27 Tonnes of Emergency Medical Equipment by Air Freight
5th April 2022
When a European Government needed emergency medical supplies at the beginning of 2022, the rush was on to facilitate the delivery before the start of Chinese New Year.
Two shipments bounced despite the carrier taking a deposit
Just days before a clients cargo was due to be shipped by air cargo from China to Europe, the carrier informed Spatial Global, it had returned the deposit and bounced the cargo because it had sold the space at a higher rate. With only days before China shutdown for their New Year holiday celebrations, Spatial Global was left with a big problem.
The importance of Agency and Carrier Connections
A combination of limited carrier slots; escalating prices; larger customers muscling in, and gazumping booked shipments; has resulted in one off cargo projects becoming difficult to place. Although let down by the carrier, the Spatial Global freight team were determined to get the urgent medical goods delivered to the European Government on behalf of their UK based client.
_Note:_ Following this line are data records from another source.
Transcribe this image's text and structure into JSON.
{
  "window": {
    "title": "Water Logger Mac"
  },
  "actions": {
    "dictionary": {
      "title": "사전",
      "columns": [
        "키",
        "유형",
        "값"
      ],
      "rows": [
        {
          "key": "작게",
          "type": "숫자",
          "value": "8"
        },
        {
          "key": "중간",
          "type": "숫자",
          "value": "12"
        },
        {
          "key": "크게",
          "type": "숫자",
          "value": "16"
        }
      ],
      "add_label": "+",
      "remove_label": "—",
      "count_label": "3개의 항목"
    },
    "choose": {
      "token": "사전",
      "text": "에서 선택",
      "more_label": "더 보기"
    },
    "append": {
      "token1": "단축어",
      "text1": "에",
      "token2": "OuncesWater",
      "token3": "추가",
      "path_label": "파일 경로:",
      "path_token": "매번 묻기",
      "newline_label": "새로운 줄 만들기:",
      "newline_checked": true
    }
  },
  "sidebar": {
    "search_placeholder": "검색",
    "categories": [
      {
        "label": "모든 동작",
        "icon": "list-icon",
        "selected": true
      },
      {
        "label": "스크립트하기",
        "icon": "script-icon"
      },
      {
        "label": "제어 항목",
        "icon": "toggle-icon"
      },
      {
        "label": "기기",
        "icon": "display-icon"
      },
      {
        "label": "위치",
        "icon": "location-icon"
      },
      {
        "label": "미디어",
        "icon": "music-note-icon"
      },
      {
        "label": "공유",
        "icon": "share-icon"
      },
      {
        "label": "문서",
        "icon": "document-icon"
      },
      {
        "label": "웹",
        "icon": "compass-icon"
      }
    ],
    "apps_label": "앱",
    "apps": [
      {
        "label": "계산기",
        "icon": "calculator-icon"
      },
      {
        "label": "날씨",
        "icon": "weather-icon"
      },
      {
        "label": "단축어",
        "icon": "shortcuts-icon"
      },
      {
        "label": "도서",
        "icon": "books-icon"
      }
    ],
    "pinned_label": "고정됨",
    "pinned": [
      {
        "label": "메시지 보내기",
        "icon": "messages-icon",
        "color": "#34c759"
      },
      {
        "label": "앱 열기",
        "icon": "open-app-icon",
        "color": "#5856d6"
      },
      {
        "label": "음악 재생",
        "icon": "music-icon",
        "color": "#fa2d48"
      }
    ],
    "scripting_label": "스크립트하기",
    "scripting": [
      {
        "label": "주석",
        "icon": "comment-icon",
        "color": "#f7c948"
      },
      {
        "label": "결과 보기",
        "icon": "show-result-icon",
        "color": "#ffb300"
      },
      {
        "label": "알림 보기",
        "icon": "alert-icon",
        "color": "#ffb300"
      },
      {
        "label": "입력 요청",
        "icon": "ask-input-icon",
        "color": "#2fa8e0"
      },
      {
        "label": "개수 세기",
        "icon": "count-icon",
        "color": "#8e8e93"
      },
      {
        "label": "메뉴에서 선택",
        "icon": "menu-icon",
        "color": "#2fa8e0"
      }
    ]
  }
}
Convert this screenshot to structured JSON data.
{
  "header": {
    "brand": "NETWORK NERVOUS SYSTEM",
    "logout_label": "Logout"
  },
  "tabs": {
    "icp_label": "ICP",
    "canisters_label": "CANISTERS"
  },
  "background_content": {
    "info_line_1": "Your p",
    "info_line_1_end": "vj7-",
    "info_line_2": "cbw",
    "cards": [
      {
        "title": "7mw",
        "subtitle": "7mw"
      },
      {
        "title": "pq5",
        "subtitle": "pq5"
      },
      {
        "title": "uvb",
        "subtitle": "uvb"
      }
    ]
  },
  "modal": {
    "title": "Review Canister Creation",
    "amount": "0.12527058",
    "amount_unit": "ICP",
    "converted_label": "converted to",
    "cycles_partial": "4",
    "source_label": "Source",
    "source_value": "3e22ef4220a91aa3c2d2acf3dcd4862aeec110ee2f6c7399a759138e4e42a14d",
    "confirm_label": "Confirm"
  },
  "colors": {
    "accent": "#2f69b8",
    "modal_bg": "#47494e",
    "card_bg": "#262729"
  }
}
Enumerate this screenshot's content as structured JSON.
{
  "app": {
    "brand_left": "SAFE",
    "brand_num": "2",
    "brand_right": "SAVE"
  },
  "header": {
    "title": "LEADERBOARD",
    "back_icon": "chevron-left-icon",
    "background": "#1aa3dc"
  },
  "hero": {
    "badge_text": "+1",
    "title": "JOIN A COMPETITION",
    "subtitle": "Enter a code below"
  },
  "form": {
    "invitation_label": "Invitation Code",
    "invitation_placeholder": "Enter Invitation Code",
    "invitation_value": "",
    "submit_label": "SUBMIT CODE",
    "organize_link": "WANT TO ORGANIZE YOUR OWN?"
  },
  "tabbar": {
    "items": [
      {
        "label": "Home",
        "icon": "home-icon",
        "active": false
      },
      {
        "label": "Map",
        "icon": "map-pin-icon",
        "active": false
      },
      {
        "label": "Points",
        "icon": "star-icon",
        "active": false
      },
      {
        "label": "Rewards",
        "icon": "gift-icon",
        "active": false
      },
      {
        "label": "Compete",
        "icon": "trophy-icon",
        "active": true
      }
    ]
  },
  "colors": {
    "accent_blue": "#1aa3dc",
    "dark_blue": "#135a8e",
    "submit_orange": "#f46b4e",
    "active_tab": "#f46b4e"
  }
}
Despite the odds, this was successfully achieved, and only possible because of the Spatial Global teams extensive industry connections. Connections built over decades in the business – coupled with a creative, solutions focused approach, to overcoming obstacles. This combination of connections and know-how, got the urgent medical goods from China to Europe, as cost effectively and quickly as possible. This shipment could have cost £1000’s more, but Spatial Global managed to get the goods moved for around the original budget.
A creative freight forwarding solution from the 'can do' people
The 27,000 kg consignment was spilt down into two shipments;
Shipment 1, a 1000 cartons (13,500 kgs) were split over 3 air waybills for transit, all went via Amsterdam and then needed to be checked and configured on pallets for strict booking in at HSE. Where they were then consolidated into a single load and transported several thousand kilometers by road, to their final destination.
Our agent then found space on a scheduled charter already booked but via Hamburg for shipment 2. The remaining 1000 cartons (13,500 kgs), were shipped on a single air waybill from Shanghai to Hamburg. The onward journey from Hamburg to the final destination, was again consolidated into a single load and transported several thousand kilometers by road.
Air freight capacity should begin to grow again as passenger flights return
Whilst there are some clear signs of normality as passenger flights return, the global air cargo system remains under capacity pressure. This is partly due to the war in Europe, following Russia's invasion of Ukraine. Planes are banned from Russian airspace, are now flying from China via Kuala Lumpur, Dubai and on to Europe.